India has come a step closer to reserving a third of the seats in the lower houses of its parliament and state assemblies for women – a long-standing demand that has been pending for more than a decade.
Even though Indian women have made powerful strides in all sectors that range from science to agriculture, the country’s parliament has not had a fair representation of the gender since its independence in 1947. Women at present account for just about one in 10 national and regional lawmakers.
And the move to reserve 33 per cent of the seats for women will not come into effect until 2027, when India will hold its next population census. Another hurdle that could hobble the landmark move comes in the form of India redrawing all of its political constituencies.
The Women’s Reservation Bill 2023, also known as the “Nari Shakti Vandan Adhiniyam” in Hindi, was tabled in parliament by prime minister Narendra Modi’s government on Tuesday and is currently in the throes of hectic discussions between the ruling party and opposition lawmakers.
Even though the bill enjoys wide support and has been deemed progressive by all parties, Mr Modi’s government has come under criticism because, while it did not clear the bill in scores of parliament sessions since he came to power in 2014, it has been accused of doing so now, with less than a year to go for national elections.
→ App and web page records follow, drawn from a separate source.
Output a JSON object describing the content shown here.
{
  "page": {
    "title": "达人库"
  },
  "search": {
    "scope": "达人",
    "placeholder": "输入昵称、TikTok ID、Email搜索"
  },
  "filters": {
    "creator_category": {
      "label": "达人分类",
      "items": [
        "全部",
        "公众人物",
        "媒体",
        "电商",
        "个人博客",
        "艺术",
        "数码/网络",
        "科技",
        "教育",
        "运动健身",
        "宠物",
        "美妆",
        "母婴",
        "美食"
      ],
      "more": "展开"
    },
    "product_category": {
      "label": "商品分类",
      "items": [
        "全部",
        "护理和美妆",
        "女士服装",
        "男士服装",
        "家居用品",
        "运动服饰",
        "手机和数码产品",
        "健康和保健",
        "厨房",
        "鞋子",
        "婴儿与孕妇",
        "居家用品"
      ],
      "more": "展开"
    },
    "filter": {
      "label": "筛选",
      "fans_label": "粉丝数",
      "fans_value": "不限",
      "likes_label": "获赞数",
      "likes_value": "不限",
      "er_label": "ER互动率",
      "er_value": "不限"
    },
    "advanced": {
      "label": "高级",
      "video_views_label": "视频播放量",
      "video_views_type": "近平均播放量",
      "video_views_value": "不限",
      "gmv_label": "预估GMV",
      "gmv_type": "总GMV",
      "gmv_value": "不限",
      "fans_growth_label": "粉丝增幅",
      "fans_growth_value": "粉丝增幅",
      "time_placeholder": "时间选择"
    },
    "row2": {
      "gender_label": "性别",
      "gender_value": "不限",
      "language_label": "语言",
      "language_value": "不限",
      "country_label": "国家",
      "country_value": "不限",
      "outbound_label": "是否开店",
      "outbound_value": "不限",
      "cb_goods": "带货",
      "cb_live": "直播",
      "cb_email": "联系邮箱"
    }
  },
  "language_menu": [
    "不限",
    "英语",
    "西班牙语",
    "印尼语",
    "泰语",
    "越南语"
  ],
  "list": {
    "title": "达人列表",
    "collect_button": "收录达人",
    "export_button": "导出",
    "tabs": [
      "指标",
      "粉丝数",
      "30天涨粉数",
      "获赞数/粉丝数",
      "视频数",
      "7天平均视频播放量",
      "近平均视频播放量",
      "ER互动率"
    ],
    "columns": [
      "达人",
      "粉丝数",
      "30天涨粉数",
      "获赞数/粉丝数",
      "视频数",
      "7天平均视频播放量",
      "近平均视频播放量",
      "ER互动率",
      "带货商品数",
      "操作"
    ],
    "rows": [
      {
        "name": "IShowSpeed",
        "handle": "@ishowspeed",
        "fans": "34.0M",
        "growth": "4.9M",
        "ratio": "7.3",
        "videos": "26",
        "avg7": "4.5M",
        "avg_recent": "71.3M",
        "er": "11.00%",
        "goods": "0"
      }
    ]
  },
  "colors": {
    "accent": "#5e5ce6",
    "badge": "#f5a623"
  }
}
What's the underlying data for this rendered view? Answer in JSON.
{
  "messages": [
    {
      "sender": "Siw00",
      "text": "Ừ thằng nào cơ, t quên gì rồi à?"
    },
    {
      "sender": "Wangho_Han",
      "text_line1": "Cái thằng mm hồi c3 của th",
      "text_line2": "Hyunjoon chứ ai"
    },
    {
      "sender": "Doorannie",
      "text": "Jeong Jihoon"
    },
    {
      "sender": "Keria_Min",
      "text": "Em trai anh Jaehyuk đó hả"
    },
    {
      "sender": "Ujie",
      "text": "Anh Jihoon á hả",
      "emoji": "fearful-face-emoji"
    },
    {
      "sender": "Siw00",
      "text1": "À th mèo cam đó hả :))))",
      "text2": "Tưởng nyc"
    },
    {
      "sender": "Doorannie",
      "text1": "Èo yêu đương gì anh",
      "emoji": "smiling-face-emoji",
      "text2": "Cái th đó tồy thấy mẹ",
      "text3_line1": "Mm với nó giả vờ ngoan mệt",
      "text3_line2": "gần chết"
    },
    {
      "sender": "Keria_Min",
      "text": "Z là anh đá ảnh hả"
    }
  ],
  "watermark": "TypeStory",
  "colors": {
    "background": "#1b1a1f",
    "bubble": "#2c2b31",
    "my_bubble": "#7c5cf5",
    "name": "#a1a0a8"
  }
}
Once the bill gets cleared by the parliament’s upper and lower houses and is assented to by the president, it will become a law – only to be put on hold until India’s next census.
The bill has been pending clearance for over 15 years and was first introduced by the coalition government of Mr Modi’s predecessor Manmohan Singh in 2008. It never reached the parliament’s lower house for consideration and was used as a major poll plank by Mr Modi.
However, his government did not clear the bill in dozens of parliament sessions once he became prime minister in 2014.
Sonia Gandhi, the Indian opposition leader from Congress, vowed unequivocal support to the bill and asked Mr Modi’s government to roll it out “as soon as possible”.
Ms Gandhi, a prominent opposition political leader, became the first lawmaker on Wednesday to initiate the debate.
“For how many years women will have to wait for a larger role in the parliament?” she asked.
“Women in India have made enormous sacrifices for the growth of India,” she said.
The opposition also accused Mr Modi’s ruling Bharatiya Janata Party of hurriedly tabling and intending to implement the bill ahead of critical national elections next year where he is facing a united opposition.
The opposition Congress party, in a post on X, referred to the current discussions on the bill, as “jumla”, a Hindi word that has acquired the political meaning of being a “u-turn” or empty statement made to gain political clout.
As election season approaches, the grand spectacle of Jumlas by the masters of jumlabaazi unfolds...
And behold, the debut jumla of the season is none other than the "Women's Reservation Bill".
PM Modi, the maestro of Jumlebaazi, takes center stage once again! pic.twitter.com/FqqjPIaUuY
— Congress (@INCIndia) September 20, 2023
Ms Gandhi and other women lawmakers from regional parties also demanded a quota for women from backward castes within the overall 33 per cent quota for women to ensure equal gender representation from all strata of life.
Another opposition leader, Supriya Sule, questioned the Modi government’s push for the welfare of women “when their own ministers are making misogynistic comments against elected women Parliamentarians” like her.
She claimed a minister from Mr Modi’s cabinet had told her to “go home and cook food, someone else will run the nation, we will run the country”.
#WATCH | Women's Reservation Bill | NCP MP Supriya Sule says, "Nishikant Dubey said that INDIA is on the side of people who ran women down and spoke derogatorily...There was a Head of the BJP in Maharashtra. He told me personally on record on television - "Supriya Sule ghar jaao,… pic.twitter.com/wfHWUlHz7q
— ANI (@ANI) September 20, 2023
The implementation of the bill – deemed progressive and critical for India by all parties – has been complicated by the Modi administration that said it will come into effect after a census that has not been undertaken since 2011, and after boundaries of all political constituencies will be redrawn.
The last pending census was supposed to have begun in 2021, but was delayed by pandemic, with the Modi government blaming technical and logistical hurdles.
Political commentators in the country also criticised the annulment of the exercise and said it has hurt micro-level economic policies.
The lack of data also hides valuable information classified by gender, religion and age, experts have argued.